Based on eyewitness accounts, Saving the Titanic tells the untold story of the men below deck who struggled to keep the Titanic afloat after it’s fateful collision with an iceberg in April 1912. The film follows the firemen, electricians and engineers below deck and their fight to hold back the Atlantic after the hull of the ship is breached.
We think we are completely familiar with the story of the sinking of the Titanic, we know that this was the biggest ship ever built and it’s voyage from Southampton to New York was to usher in a new age of the steam liner, before disaster struck in the form of an iceberg, but there is so much of the story that we did not know. James Cameron’s Titanic follows the story of star crossed lovers Jack and Rose as they work their way through the passenger liner, but there were hundreds of men working below deck whose story has yet been untold.
The film is a dramatised version of eyewitness accounts from the survivors of the Titanic, and shows how the crew struggled to hold back the tide and, if not stop the Titanic from sinking, then keep her afloat for as long as possible. The story is told through the eyes of the engineers and crewmen below deck, and steers clear of the melodramatic, emotional drama that we have accepted into our culture thanks to Mr. Cameron.
Each character has their reason for being on the ship, whether they are the top of their field like Joseph Bell (David Wilmot) or running away from their past like Barratt (Ciarán McMenamin), and each struggle with the decision to stay at their post and provide electricity to allow people to escape the ship or try and save themselves. There is a myth surrounding the crew of the Titanic; that they stayed at their posts even as the ship went down, but Saving the Titanic shows these working class men in a real and relatable light.

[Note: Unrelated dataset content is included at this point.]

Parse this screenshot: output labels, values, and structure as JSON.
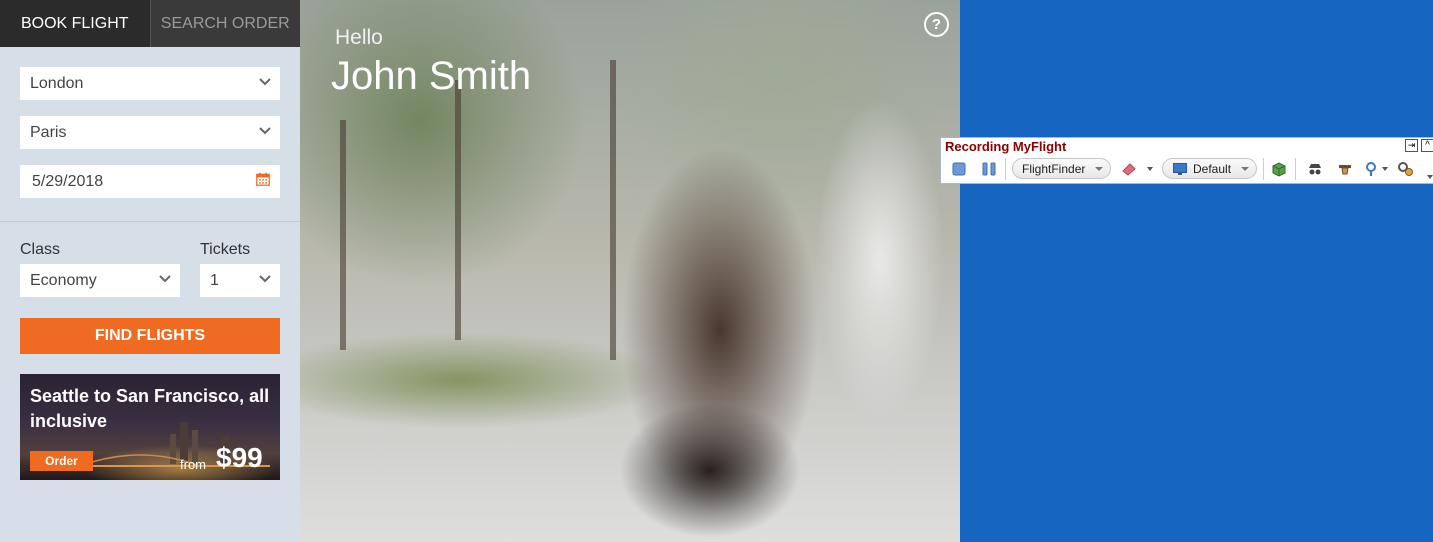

These were not people who blindly followed orders, they were real people with their own grievances, friendships and morals, and their decision to stay was ultimately theirs alone.
The film contains great performances from actors who are quickly rising through the ranks; David Wilmot, Hugh O’Conor and Ciarán McMenamin, but this is not the story of the individual, it is the tale of the ensemble. To that end, none of the actors dominate but the audience is drawn to Barratt as he keeps to himself and works hard, his final outburst to Joseph Bell creates the emotional centre that the film needs, and the audience finds themselves rooting for these characters to survive.
Saving the Titanic mixes the technical and the personal to create a fascinating story full of information that has been overlooked to date. As soon as the ship begins to sink in earnest, the electricity finally fails and the story is over, the audience does not see the spectacular sinking scenes that were brought to us by James Cameron, and neither do we get the tour of the beautiful ship that we might expect. In fact, we do not see the ship sinking, and while this may jar the audience at the time, it is the right choice for the story; there was nothing more that could be done to save the Titanic, and the struggle for survival is one we are all too familiar with. The film strikes the right balance between documentary and drama and is incredibly cinematic; it is a shame that it may never be seen on the big screen again.